Available records:

┌──

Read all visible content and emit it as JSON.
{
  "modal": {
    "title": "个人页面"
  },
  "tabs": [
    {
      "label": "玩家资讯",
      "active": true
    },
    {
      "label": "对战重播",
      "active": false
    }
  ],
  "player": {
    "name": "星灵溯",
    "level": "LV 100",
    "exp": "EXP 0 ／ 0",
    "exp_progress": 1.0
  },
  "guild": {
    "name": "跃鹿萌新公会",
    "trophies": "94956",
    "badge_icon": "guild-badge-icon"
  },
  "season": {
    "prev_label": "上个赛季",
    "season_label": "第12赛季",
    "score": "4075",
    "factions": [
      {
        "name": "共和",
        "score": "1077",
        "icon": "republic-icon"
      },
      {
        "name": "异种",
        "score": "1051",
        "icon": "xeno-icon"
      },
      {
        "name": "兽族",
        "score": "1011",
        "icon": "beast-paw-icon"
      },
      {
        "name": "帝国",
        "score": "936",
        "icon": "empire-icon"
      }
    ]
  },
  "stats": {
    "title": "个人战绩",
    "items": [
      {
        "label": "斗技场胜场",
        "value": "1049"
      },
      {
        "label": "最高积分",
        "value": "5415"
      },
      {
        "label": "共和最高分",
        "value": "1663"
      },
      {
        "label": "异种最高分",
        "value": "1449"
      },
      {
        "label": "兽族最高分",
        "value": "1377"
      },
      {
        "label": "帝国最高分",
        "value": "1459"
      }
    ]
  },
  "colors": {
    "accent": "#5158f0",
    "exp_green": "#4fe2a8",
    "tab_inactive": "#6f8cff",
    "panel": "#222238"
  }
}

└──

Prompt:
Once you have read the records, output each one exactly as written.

Written reply:
Read all visible content and emit it as JSON.
{
  "modal": {
    "title": "个人页面"
  },
  "tabs": [
    {
      "label": "玩家资讯",
      "active": true
    },
    {
      "label": "对战重播",
      "active": false
    }
  ],
  "player": {
    "name": "星灵溯",
    "level": "LV 100",
    "exp": "EXP 0 ／ 0",
    "exp_progress": 1.0
  },
  "guild": {
    "name": "跃鹿萌新公会",
    "trophies": "94956",
    "badge_icon": "guild-badge-icon"
  },
  "season": {
    "prev_label": "上个赛季",
    "season_label": "第12赛季",
    "score": "4075",
    "factions": [
      {
        "name": "共和",
        "score": "1077",
        "icon": "republic-icon"
      },
      {
        "name": "异种",
        "score": "1051",
        "icon": "xeno-icon"
      },
      {
        "name": "兽族",
        "score": "1011",
        "icon": "beast-paw-icon"
      },
      {
        "name": "帝国",
        "score": "936",
        "icon": "empire-icon"
      }
    ]
  },
  "stats": {
    "title": "个人战绩",
    "items": [
      {
        "label": "斗技场胜场",
        "value": "1049"
      },
      {
        "label": "最高积分",
        "value": "5415"
      },
      {
        "label": "共和最高分",
        "value": "1663"
      },
      {
        "label": "异种最高分",
        "value": "1449"
      },
      {
        "label": "兽族最高分",
        "value": "1377"
      },
      {
        "label": "帝国最高分",
        "value": "1459"
      }
    ]
  },
  "colors": {
    "accent": "#5158f0",
    "exp_green": "#4fe2a8",
    "tab_inactive": "#6f8cff",
    "panel": "#222238"
  }
}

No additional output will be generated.